Sometimes this principle is a little less obvious than the first two.
Everyone understands that if you borrow money, there will be interest to pay. Similarly, if a company has debt (and most do), then the cost of the debt can be easily determined. The cost of the debt is determined by the company’s Weighted Average Cost of Capital (WACC), which is usually much higher than the interest rates discussed in the media. For example, the WACC for Apple is 11.1%.
4. Inventory Requires Management
Which would cost more to manage: an inventory consisting of 10,000 different types of parts (SKUs) with an average of 10 of each (a total of 100,000 items) or an inventory of 100,000 SKUs with an average of 1 each? Without even thinking about it, most people would most likely say the second scenario.
Some costs have a linear relationship with the quantity of inventory held. For example, fewer SKUs and a lower number of items will most likely require fewer purchase orders and less labor for stock takes. Some costs will involve a step changes in cost, as they must be “purchased” in discrete quantities. Every situation is unique; however, the generally accepted rule of thumb is that the cost of managing and storing inventory is about 10% of the inventory value per year.
5. Timing Is Important
There are two ways in which timing is important with respect to inventory. The first is that holding onto inventory, over time, costs the company through both the opportunity cost (as calculated through the WACC, as discussed in Principles 2 and 3) and the management cost (as discussed in Principle 4). By adding together these costs, it is easy to calculate the annual cost of holding inventory.
From these five financial principles for spare parts management you can see that if a company can organize its management of spare parts inventory so that they hold less inventory for a shorter period of time, then it can significantly reduce its inventory costs. In this case, time really is money.
For members at SparePartsKnowHow.com there are further resources explaining the financial principles for spare parts management. These include:
- An extended version of this article that expands on these principles and also addresses accruals
- An explanation of the 4 key financial reports that you need to understand

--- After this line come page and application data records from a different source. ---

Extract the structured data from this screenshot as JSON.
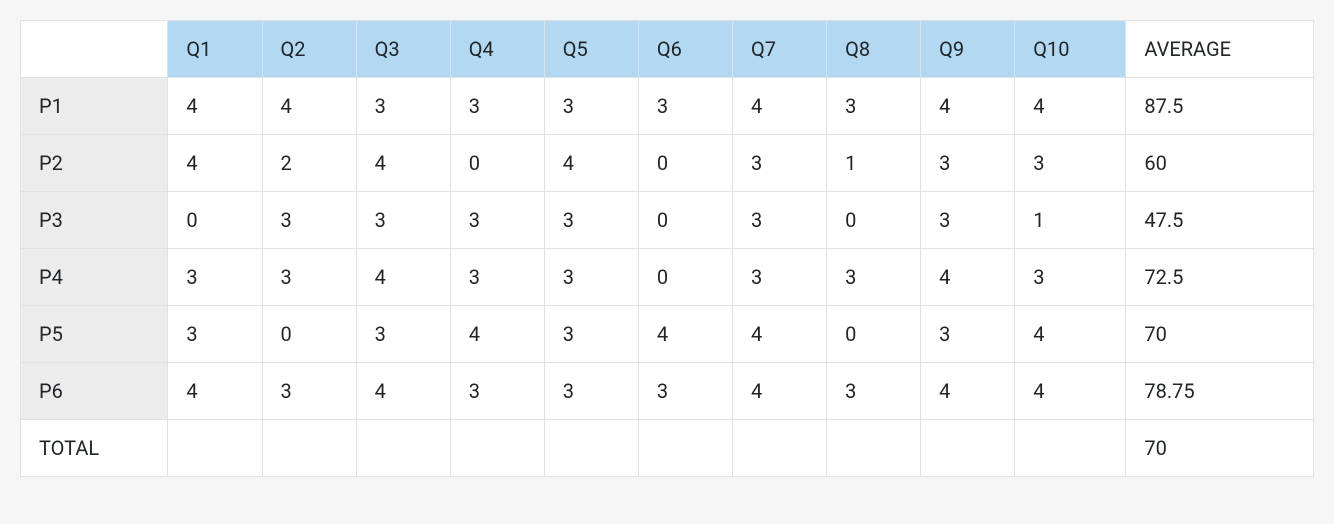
{
  "chart_data": {
    "type": "table",
    "columns": [
      "Q1",
      "Q2",
      "Q3",
      "Q4",
      "Q5",
      "Q6",
      "Q7",
      "Q8",
      "Q9",
      "Q10"
    ],
    "avg_label": "AVERAGE",
    "rows": [
      {
        "label": "P1",
        "values": [
          4,
          4,
          3,
          3,
          3,
          3,
          4,
          3,
          4,
          4
        ],
        "average": 87.5
      },
      {
        "label": "P2",
        "values": [
          4,
          2,
          4,
          0,
          4,
          0,
          3,
          1,
          3,
          3
        ],
        "average": 60
      },
      {
        "label": "P3",
        "values": [
          0,
          3,
          3,
          3,
          3,
          0,
          3,
          0,
          3,
          1
        ],
        "average": 47.5
      },
      {
        "label": "P4",
        "values": [
          3,
          3,
          4,
          3,
          3,
          0,
          3,
          3,
          4,
          3
        ],
        "average": 72.5
      },
      {
        "label": "P5",
        "values": [
          3,
          0,
          3,
          4,
          3,
          4,
          4,
          0,
          3,
          4
        ],
        "average": 70
      },
      {
        "label": "P6",
        "values": [
          4,
          3,
          4,
          3,
          3,
          3,
          4,
          3,
          4,
          4
        ],
        "average": 78.75
      }
    ],
    "total": {
      "label": "TOTAL",
      "average": 70
    }
  }
}
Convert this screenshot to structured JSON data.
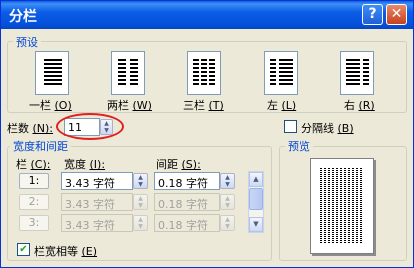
{
  "window": {
    "title": "分栏",
    "help_label": "?",
    "close_label": "✕"
  },
  "presets": {
    "group_label": "预设",
    "items": [
      {
        "label": "一栏",
        "hotkey": "(O)",
        "icon": "one-column-icon"
      },
      {
        "label": "两栏",
        "hotkey": "(W)",
        "icon": "two-column-icon"
      },
      {
        "label": "三栏",
        "hotkey": "(T)",
        "icon": "three-column-icon"
      },
      {
        "label": "左",
        "hotkey": "(L)",
        "icon": "left-column-icon"
      },
      {
        "label": "右",
        "hotkey": "(R)",
        "icon": "right-column-icon"
      }
    ]
  },
  "column_count": {
    "label": "栏数",
    "hotkey": "(N):",
    "value": "11",
    "highlight_color": "#e02020"
  },
  "separator": {
    "label": "分隔线",
    "hotkey": "(B)",
    "checked": false
  },
  "width_spacing": {
    "group_label": "宽度和间距",
    "headers": {
      "col": "栏",
      "col_key": "(C):",
      "width": "宽度",
      "width_key": "(I):",
      "spacing": "间距",
      "spacing_key": "(S):"
    },
    "rows": [
      {
        "col": "1:",
        "width": "3.43 字符",
        "spacing": "0.18 字符"
      },
      {
        "col": "2:",
        "width": "3.43 字符",
        "spacing": "0.18 字符"
      },
      {
        "col": "3:",
        "width": "3.43 字符",
        "spacing": "0.18 字符"
      }
    ]
  },
  "equal_width": {
    "label": "栏宽相等",
    "hotkey": "(E)",
    "checked": true
  },
  "preview": {
    "label": "预览"
  },
  "icons": {
    "spin_up": "▲",
    "spin_down": "▼",
    "check_mark": "✔"
  }
}
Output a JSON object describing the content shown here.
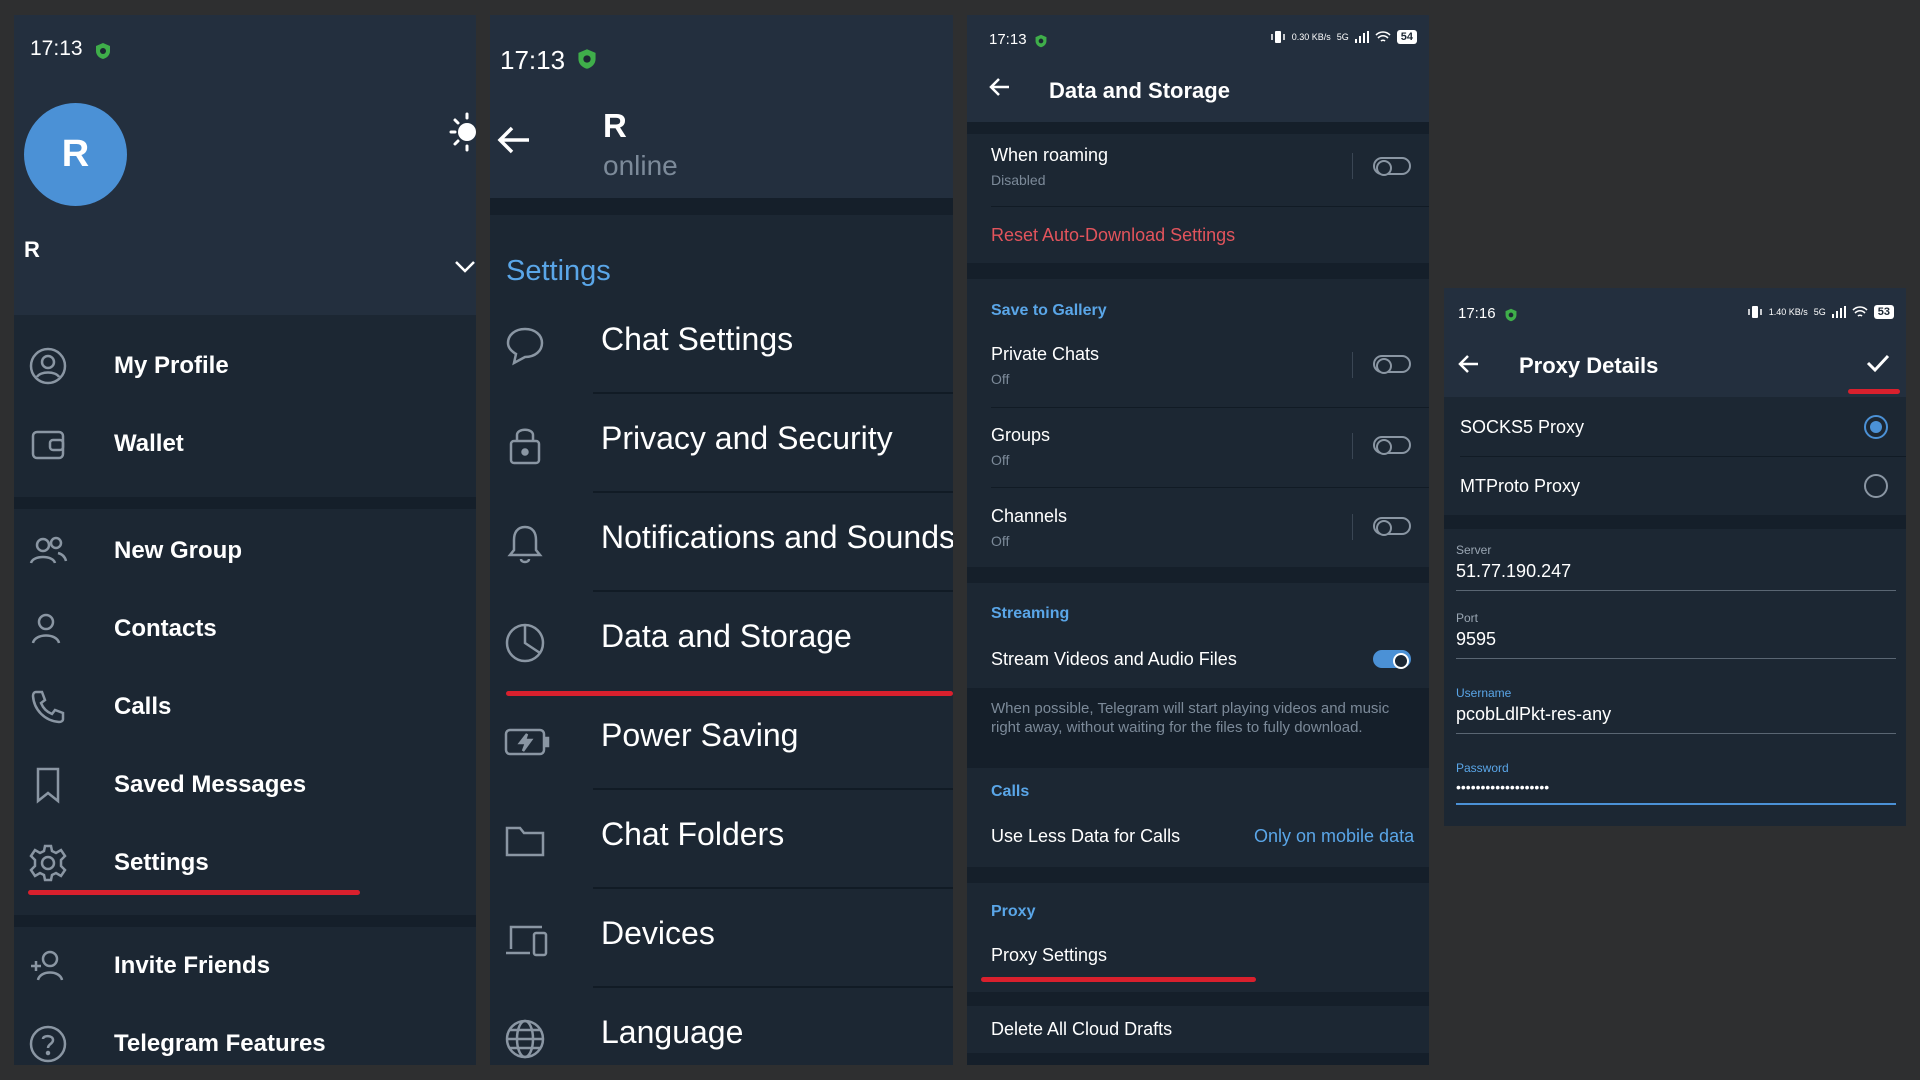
{
  "colors": {
    "accent": "#4b91d6",
    "highlight": "#d9202d",
    "destructive": "#e2545c",
    "bg": "#1c2733"
  },
  "drawer": {
    "time": "17:13",
    "avatar_letter": "R",
    "user_name": "R",
    "items": [
      {
        "label": "My Profile",
        "icon": "profile-icon"
      },
      {
        "label": "Wallet",
        "icon": "wallet-icon"
      },
      {
        "label": "New Group",
        "icon": "group-icon"
      },
      {
        "label": "Contacts",
        "icon": "contact-icon"
      },
      {
        "label": "Calls",
        "icon": "phone-icon"
      },
      {
        "label": "Saved Messages",
        "icon": "bookmark-icon"
      },
      {
        "label": "Settings",
        "icon": "gear-icon"
      },
      {
        "label": "Invite Friends",
        "icon": "add-person-icon"
      },
      {
        "label": "Telegram Features",
        "icon": "question-icon"
      }
    ]
  },
  "settings": {
    "time": "17:13",
    "title": "R",
    "subtitle": "online",
    "section": "Settings",
    "items": [
      {
        "label": "Chat Settings",
        "icon": "chat-bubble-icon"
      },
      {
        "label": "Privacy and Security",
        "icon": "lock-icon"
      },
      {
        "label": "Notifications and Sounds",
        "icon": "bell-icon"
      },
      {
        "label": "Data and Storage",
        "icon": "pie-chart-icon"
      },
      {
        "label": "Power Saving",
        "icon": "battery-icon"
      },
      {
        "label": "Chat Folders",
        "icon": "folder-icon"
      },
      {
        "label": "Devices",
        "icon": "devices-icon"
      },
      {
        "label": "Language",
        "icon": "globe-icon"
      }
    ]
  },
  "data_storage": {
    "time": "17:13",
    "battery": "54",
    "net_speed": "0.30 KB/s",
    "net_type": "5G",
    "title": "Data and Storage",
    "roaming": {
      "label": "When roaming",
      "value": "Disabled"
    },
    "reset_label": "Reset Auto-Download Settings",
    "gallery": {
      "section": "Save to Gallery",
      "items": [
        {
          "label": "Private Chats",
          "value": "Off"
        },
        {
          "label": "Groups",
          "value": "Off"
        },
        {
          "label": "Channels",
          "value": "Off"
        }
      ]
    },
    "streaming": {
      "section": "Streaming",
      "label": "Stream Videos and Audio Files",
      "hint": "When possible, Telegram will start playing videos and music right away, without waiting for the files to fully download."
    },
    "calls": {
      "section": "Calls",
      "label": "Use Less Data for Calls",
      "value": "Only on mobile data"
    },
    "proxy": {
      "section": "Proxy",
      "label": "Proxy Settings"
    },
    "drafts_label": "Delete All Cloud Drafts"
  },
  "proxy_details": {
    "time": "17:16",
    "battery": "53",
    "net_speed": "1.40 KB/s",
    "net_type": "5G",
    "title": "Proxy Details",
    "options": [
      "SOCKS5 Proxy",
      "MTProto Proxy"
    ],
    "server": {
      "label": "Server",
      "value": "51.77.190.247"
    },
    "port": {
      "label": "Port",
      "value": "9595"
    },
    "username": {
      "label": "Username",
      "value": "pcobLdlPkt-res-any"
    },
    "password": {
      "label": "Password",
      "value": "•••••••••••••••••••"
    }
  }
}
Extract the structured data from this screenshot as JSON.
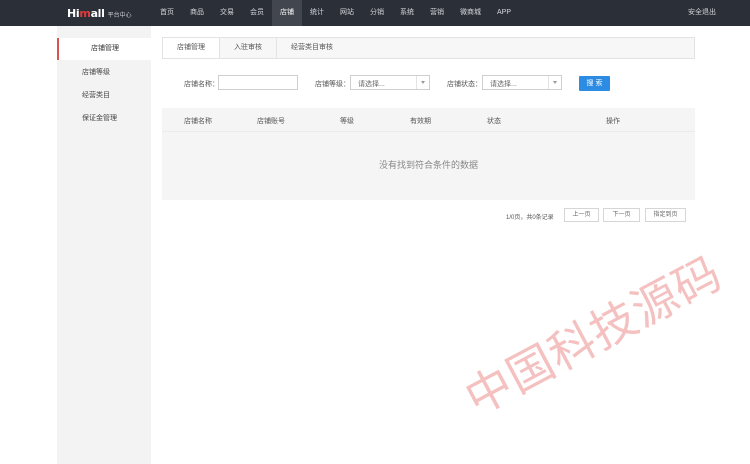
{
  "header": {
    "logo_brand_prefix": "Hi",
    "logo_brand_suffix": "all",
    "logo_subtitle": "平台中心",
    "nav": [
      "首页",
      "商品",
      "交易",
      "会员",
      "店铺",
      "统计",
      "网站",
      "分销",
      "系统",
      "营销",
      "微商城",
      "APP"
    ],
    "active_nav_index": 4,
    "logout_label": "安全退出"
  },
  "sidebar": {
    "items": [
      "店铺管理",
      "店铺等级",
      "经营类目",
      "保证金管理"
    ],
    "active_index": 0
  },
  "tabs": {
    "items": [
      "店铺管理",
      "入驻审核",
      "经营类目审核"
    ],
    "active_index": 0
  },
  "filter": {
    "shop_name_label": "店铺名称：",
    "shop_name_value": "",
    "shop_level_label": "店铺等级：",
    "shop_level_value": "请选择...",
    "shop_status_label": "店铺状态：",
    "shop_status_value": "请选择...",
    "search_button": "搜 索"
  },
  "table": {
    "columns": [
      "店铺名称",
      "店铺账号",
      "等级",
      "有效期",
      "状态",
      "操作"
    ],
    "rows": [],
    "empty_text": "没有找到符合条件的数据"
  },
  "pagination": {
    "info": "1/0页，共0条记录",
    "prev": "上一页",
    "next": "下一页",
    "jump": "指定到页"
  },
  "watermark": "中国科技源码",
  "colors": {
    "topbar": "#2b2f37",
    "accent_red": "#d9534f",
    "primary_blue": "#2c8ce4",
    "sidebar_bg": "#f3f3f3"
  }
}
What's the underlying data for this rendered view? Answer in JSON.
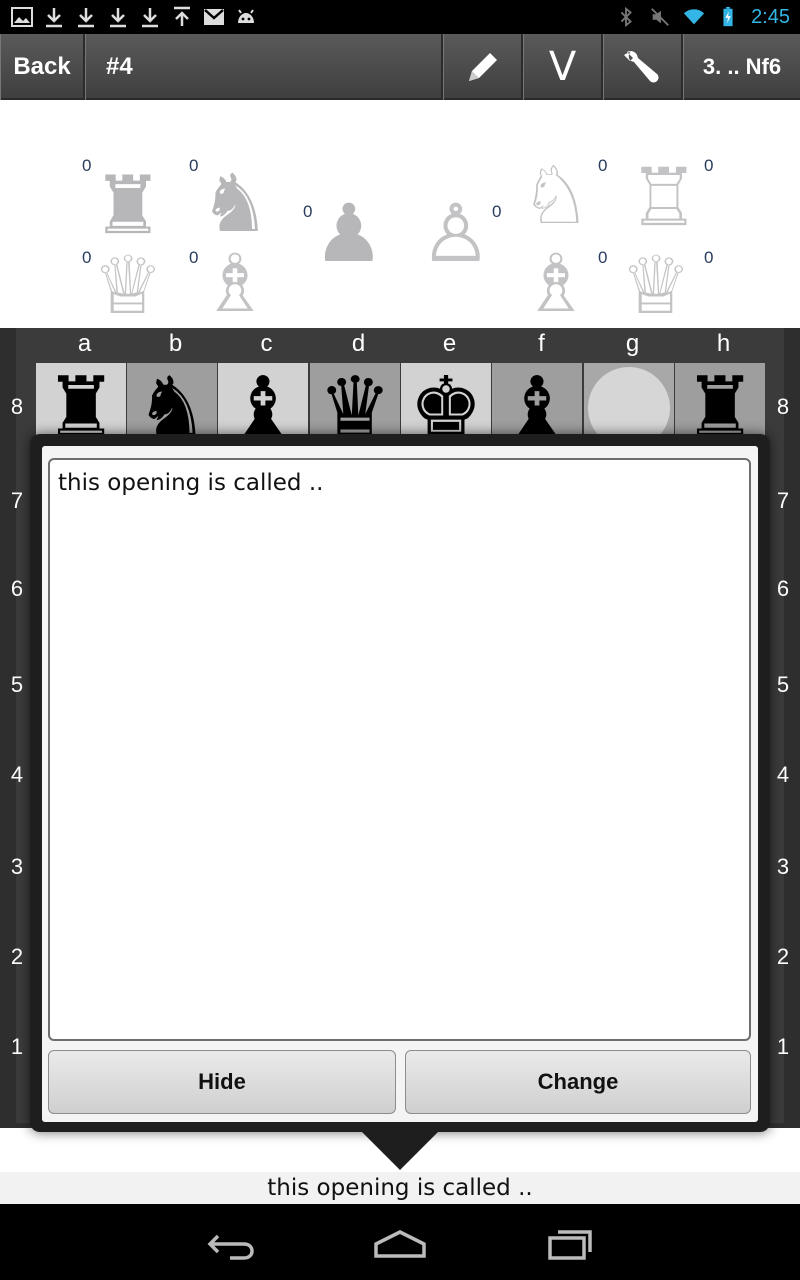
{
  "status_bar": {
    "time": "2:45",
    "left_icons": [
      "image-icon",
      "download-icon",
      "download-icon",
      "download-icon",
      "download-icon",
      "upload-icon",
      "gmail-icon",
      "android-icon"
    ],
    "right_icons": [
      "bluetooth-icon",
      "mute-icon",
      "wifi-icon",
      "battery-icon"
    ],
    "accent": "#33b5e5"
  },
  "toolbar": {
    "back_label": "Back",
    "title": "#4",
    "v_label": "V",
    "move_label": "3. .. Nf6",
    "edit_icon": "pencil-icon",
    "tools_icon": "wrench-icon"
  },
  "captured": {
    "black": [
      {
        "piece": "rook",
        "count": "0"
      },
      {
        "piece": "knight",
        "count": "0"
      },
      {
        "piece": "queen",
        "count": "0"
      },
      {
        "piece": "bishop",
        "count": "0"
      },
      {
        "piece": "pawn",
        "count": "0"
      }
    ],
    "white": [
      {
        "piece": "pawn",
        "count": "0"
      },
      {
        "piece": "knight",
        "count": "0"
      },
      {
        "piece": "rook",
        "count": "0"
      },
      {
        "piece": "bishop",
        "count": "0"
      },
      {
        "piece": "queen",
        "count": "0"
      }
    ]
  },
  "board": {
    "files": [
      "a",
      "b",
      "c",
      "d",
      "e",
      "f",
      "g",
      "h"
    ],
    "ranks": [
      "8",
      "7",
      "6",
      "5",
      "4",
      "3",
      "2",
      "1"
    ],
    "rank8": [
      "♜",
      "♞",
      "♝",
      "♛",
      "♚",
      "♝",
      "",
      "♜"
    ],
    "light_color": "#d2d2d2",
    "dark_color": "#9e9e9e"
  },
  "dialog": {
    "comment": "this opening is called ..",
    "hide_label": "Hide",
    "change_label": "Change"
  },
  "comment_line": {
    "text": "this opening is called .."
  },
  "nav_bar": {
    "icons": [
      "back-nav-icon",
      "home-nav-icon",
      "recents-nav-icon"
    ]
  }
}
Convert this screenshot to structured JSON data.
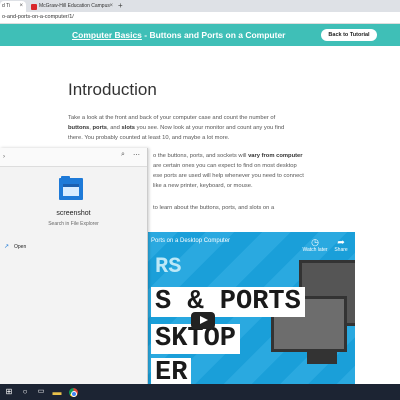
{
  "browser": {
    "tabs": [
      {
        "label": "d Ti",
        "active": true
      },
      {
        "label": "McGraw-Hill Education Campus",
        "active": false
      }
    ],
    "new_tab_label": "+",
    "url": "o-and-ports-on-a-computer/1/"
  },
  "site": {
    "title_link": "Computer Basics",
    "title_rest": " - Buttons and Ports on a Computer",
    "back_button": "Back to Tutorial",
    "header_color": "#3fbfb7"
  },
  "article": {
    "heading": "Introduction",
    "p1_a": "Take a look at the front and back of your computer case and count the number of",
    "p1_b1": "buttons",
    "p1_b2": "ports",
    "p1_b3": "slots",
    "p1_c": "you see. Now look at your monitor and count any you find",
    "p1_d": "there. You probably counted at least 10, and maybe a lot more.",
    "p2_a": "o the buttons, ports, and sockets will",
    "p2_bold": "vary from computer",
    "p2_b": "are certain ones you can expect to find on most desktop",
    "p2_c": "ese ports are used will help whenever you need to connect",
    "p2_d": "like a new printer, keyboard, or mouse.",
    "p3_a": "to learn about the buttons, ports, and slots on a"
  },
  "video": {
    "title": "Ports on a Desktop Computer",
    "watch_later": "Watch later",
    "share": "Share",
    "big_line1": "RS",
    "big_line2": "S & PORTS",
    "big_line3": "SKTOP",
    "big_line4": "ER"
  },
  "popup": {
    "item_name": "screenshot",
    "item_sub": "Search in File Explorer",
    "open_label": "Open"
  },
  "colors": {
    "accent": "#3fbfb7",
    "taskbar": "#1c2433",
    "video_bg": "#1a9fd9"
  }
}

- A whitepaper discussing the choice of having cash or carrying inventory
- A calculator that helps you determine how much your company can save both directly and indirectly through a program of inventory reduction